Halfway between Silver Sands and Bridgetown we would always see, from the bus, a beautiful-looking beach with much activity and shopping concentrated around it. We thought we'd spend a day snorkeling and enjoying it there. It was called Rockley Park, although the locals used another name for it that I forgot. We arrived early, almost the first on the scene, hence the paradise-like photos. Unfortunately visibility was too poor for snorkeling, so we just swam, picked up seashells on the beach, shopped and basked in the sun until we were so well done we decided to run away home. In the evening we had a drink at Mike's before returning to Oistins for dinner. We experienced the season's first rain, a 5-seconds shower just when Kim left the verandah to get some water. He went back outside to a balcony that was suddenly soaked, and was rather nonplussed.

Thursday May 29
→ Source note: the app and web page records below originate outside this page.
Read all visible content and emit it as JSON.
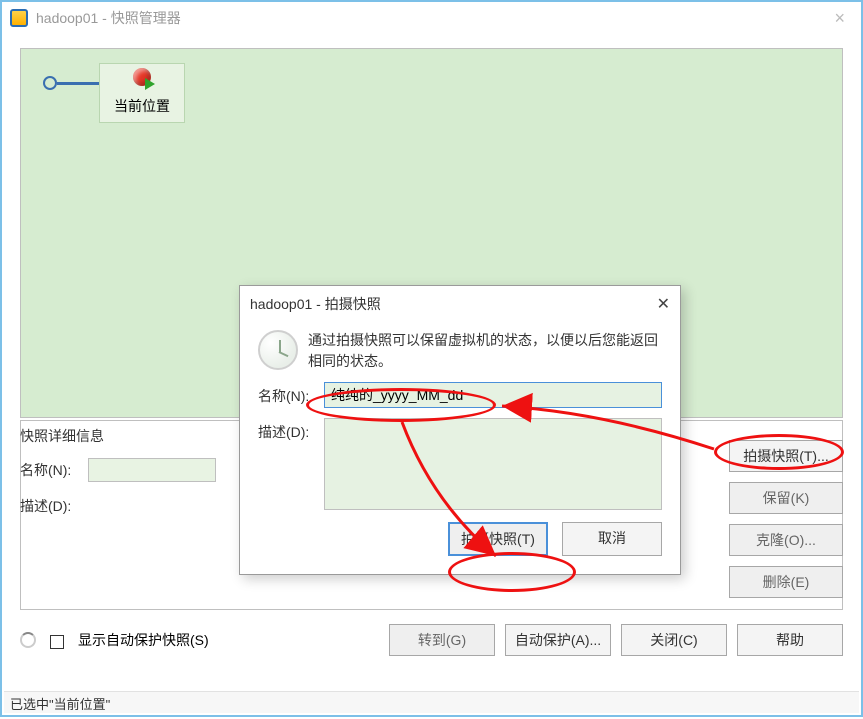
{
  "window": {
    "title": "hadoop01 - 快照管理器"
  },
  "tree": {
    "current_label": "当前位置"
  },
  "details": {
    "title": "快照详细信息",
    "name_label": "名称(N):",
    "desc_label": "描述(D):"
  },
  "right_buttons": {
    "take": "拍摄快照(T)...",
    "keep": "保留(K)",
    "clone": "克隆(O)...",
    "delete": "删除(E)"
  },
  "bottom": {
    "show_auto": "显示自动保护快照(S)",
    "goto": "转到(G)",
    "auto": "自动保护(A)...",
    "close": "关闭(C)",
    "help": "帮助"
  },
  "status": "已选中\"当前位置\"",
  "dialog": {
    "title": "hadoop01 - 拍摄快照",
    "info": "通过拍摄快照可以保留虚拟机的状态，以便以后您能返回相同的状态。",
    "name_label": "名称(N):",
    "name_value": "纯纯的_yyyy_MM_dd",
    "desc_label": "描述(D):",
    "desc_value": "",
    "ok": "拍摄快照(T)",
    "cancel": "取消"
  }
}
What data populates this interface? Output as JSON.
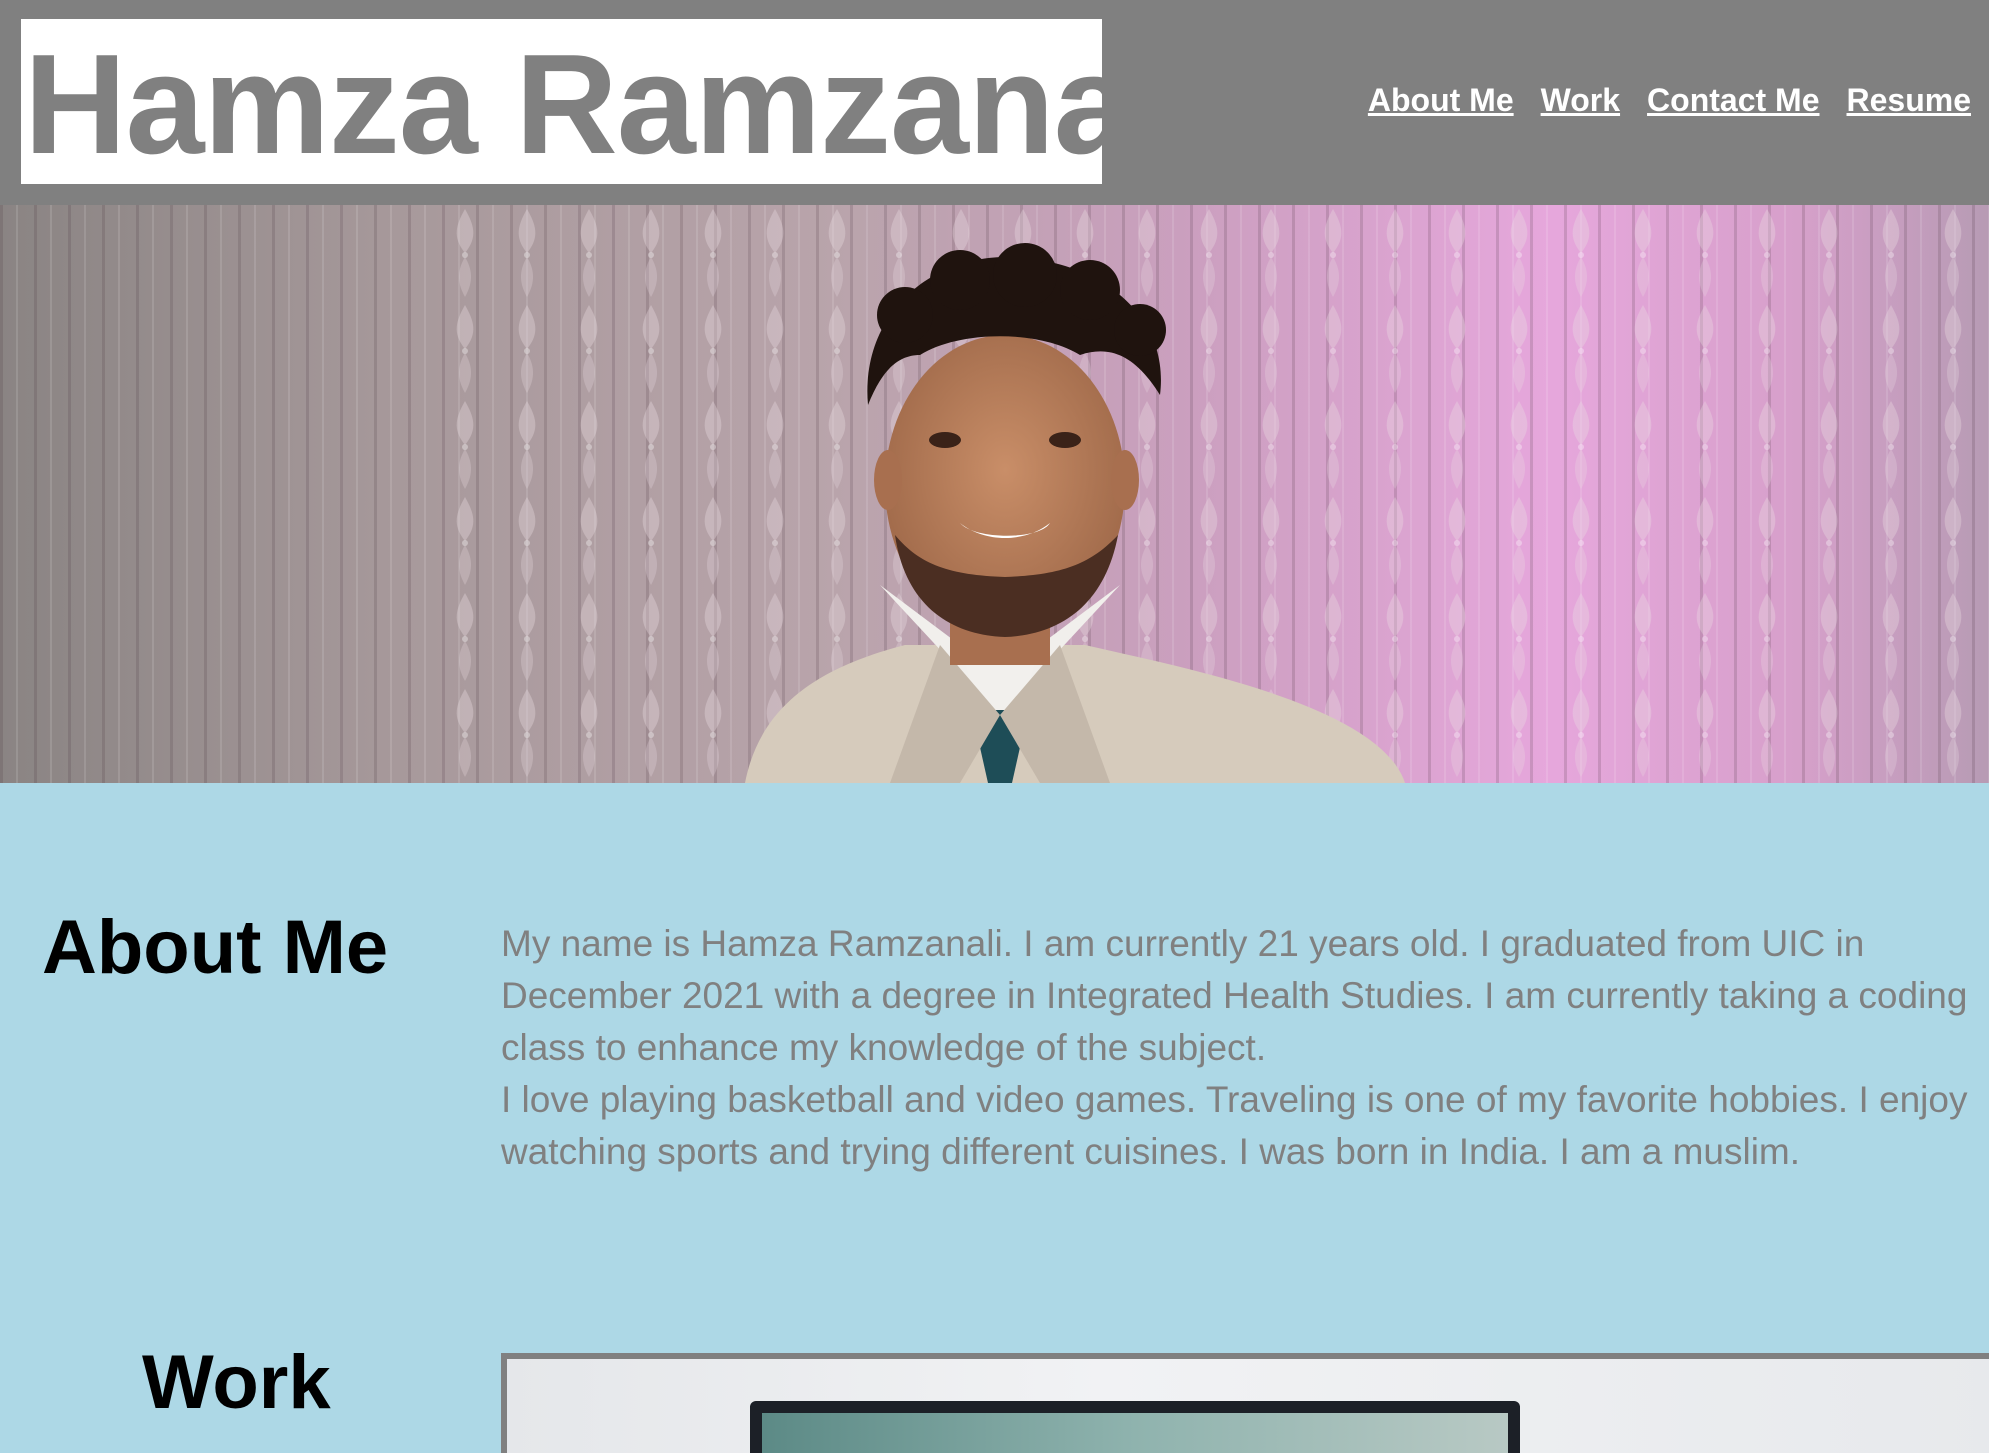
{
  "header": {
    "logo_text": "Hamza Ramzanali",
    "nav": [
      {
        "label": "About Me"
      },
      {
        "label": "Work"
      },
      {
        "label": "Contact Me"
      },
      {
        "label": "Resume"
      }
    ]
  },
  "about": {
    "title": "About Me",
    "paragraph1": "My name is Hamza Ramzanali. I am currently 21 years old. I graduated from UIC in December 2021 with a degree in Integrated Health Studies. I am currently taking a coding class to enhance my knowledge of the subject.",
    "paragraph2": "I love playing basketball and video games. Traveling is one of my favorite hobbies. I enjoy watching sports and trying different cuisines. I was born in India. I am a muslim."
  },
  "work": {
    "title": "Work"
  },
  "colors": {
    "header_bg": "#808080",
    "page_bg": "#add8e6",
    "logo_bg": "#ffffff",
    "logo_text": "#808080",
    "nav_text": "#ffffff",
    "body_text": "#808080",
    "heading_text": "#000000"
  }
}
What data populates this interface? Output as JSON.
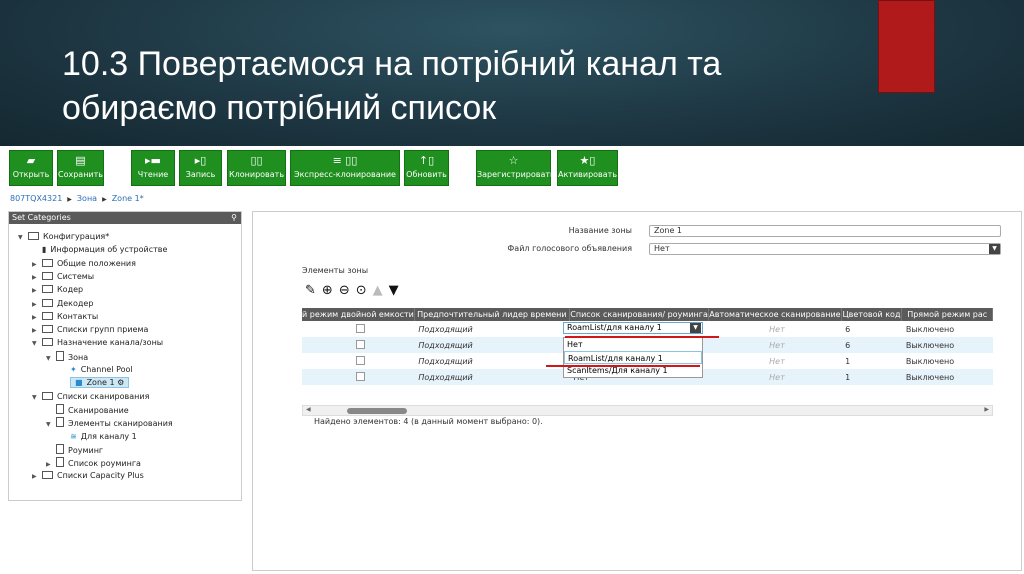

Our last day in the island had arrived, so with some sadness we did our last shopping, visiting a cigar-making place in the process, and then went to the beach at the Boatyard. The place is equipped with great water games, notably a few trampolines in the water and something called the Iceberg -- a large inflated white thing with climbing holds. You're supposed to climb to the top and then slide down the side back into the water. We were complete kids for the morning before getting our snorkeling gear out. Snorkeling was amazingly good for a sandy beach; from the surface we located dark patches in the water, which correspond to small reefs, and aimed for them with much reward. I chased a boxfish over the sand with our camera until the fish just stopped fleeing and hovered there lifting puppy eyes at me, which allowed me to immortalize it. We then discovered that in the hollow of the rock behind it, a small, adorable pufferfish was hiding.

Boxfish and friends
I used to think fish were uninteresting and dumb creatures, but that trip completely changed my outlook, and I fell in love with the whole family.

I watched a purple spotted eel hunting, behaving exactly like a snake crawling and lunging on the sandy bottom, before taking a break and lending my mask to a little kid who came to ask if he could borrow it. This is a bad shot, but you can just see the eel's colourful body.

We hung around with the Scuba Shack crew one last time and had a drink with Mark before heading home. All the buses were full however, so we were still waiting on the side of the road when Mark drove by on his way to drop off a vanful of British, so he picked us up as well. We had decided to invest into another dinner at Mike's Bar for our last evening; we had tried it on Monday and it was memorable. To our excitement, Mark showed up as well and so we enjoyed a great evening full of laughter and the sound of the sea at night.

A few days later, back in Canada...

Guess who's graduating from McGill?
Yes, it's Superman!